In the technical meetups I've been part of in NYC, I've been noticing a demographics shift from them being practically all-male (e.g. 1-2 women in a group of 120) to them starting to have a little bit of gender-diversity (10-15 women in a similar size group). This is a good thing, and I've seen it across several groups. I don't think the content of the groups themselves has changed much to allow this; the groups are racially diverse and have been for a long time (plenty of Indians and Orientals and a fair number of Blacks), but race and gender don't come up as topics either in official content or informal side-channels (and not that I mind most forms of erasure even as I notice it, but that doesn't seem to happen for any category I'm aware of).
I wonder then why we're seeing this demographics shift, and if we can expect it to shift further. I've heard that Etsy has made particular efforts to bring gender-diversity to its workplace, and while I don't approve of everything it's done (they have a highly obnoxious policy of "you must apologise if someone says they're offended by anything you do", apparently), there's much to be liked in other of their methods and certainly in the result. Maybe other companies are doing the same, perhaps the college-gender-gap's echoes (reportedly women are going into college at higher rates than men and achieving more, nowadays) are making their way into workplaces, perhaps the healthy (and unhealthy) ideas from the various flavours of feminism are having an effect, and perhaps the generational gaps are just smoothly dumping people with past inculturations out of the relevant workplaces and eventually into the grave.

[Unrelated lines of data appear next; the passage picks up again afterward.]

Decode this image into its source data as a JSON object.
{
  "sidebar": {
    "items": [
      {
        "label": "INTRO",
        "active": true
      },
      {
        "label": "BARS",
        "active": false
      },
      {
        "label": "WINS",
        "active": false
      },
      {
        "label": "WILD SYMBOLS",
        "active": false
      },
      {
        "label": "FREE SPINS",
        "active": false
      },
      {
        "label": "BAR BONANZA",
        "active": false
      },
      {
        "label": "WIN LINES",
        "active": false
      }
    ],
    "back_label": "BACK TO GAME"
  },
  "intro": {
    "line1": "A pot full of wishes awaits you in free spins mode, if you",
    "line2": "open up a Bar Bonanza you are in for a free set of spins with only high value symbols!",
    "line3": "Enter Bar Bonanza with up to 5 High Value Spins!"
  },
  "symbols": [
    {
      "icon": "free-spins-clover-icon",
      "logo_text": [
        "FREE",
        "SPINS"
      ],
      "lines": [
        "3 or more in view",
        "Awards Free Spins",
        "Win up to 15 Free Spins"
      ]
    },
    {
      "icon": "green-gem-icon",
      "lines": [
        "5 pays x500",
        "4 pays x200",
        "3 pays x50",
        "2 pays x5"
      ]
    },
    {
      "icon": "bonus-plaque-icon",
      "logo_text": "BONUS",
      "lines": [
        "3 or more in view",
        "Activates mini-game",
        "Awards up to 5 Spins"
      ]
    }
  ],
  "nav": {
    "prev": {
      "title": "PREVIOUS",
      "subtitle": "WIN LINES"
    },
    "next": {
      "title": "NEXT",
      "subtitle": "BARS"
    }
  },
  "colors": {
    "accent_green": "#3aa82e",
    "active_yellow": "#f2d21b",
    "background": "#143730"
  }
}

One of the things I like, having briefly chatted with some of the leadership of these groups, is that it's happening without any Tim-Wise-style bullshit. People are just showing up (and hopefully staying) without the need for people to babble about power and privilege. On the rare occasion that people have literally objected to women being in the communities, they've been yelled at, but otherwise it's been a nice, smooth, quiet transition without obnoxious third-wave theory. I'm hoping we keep it that way. This is the kind of feminism that IMO should've won.
It'll be interesting to see if the trend continues, and how.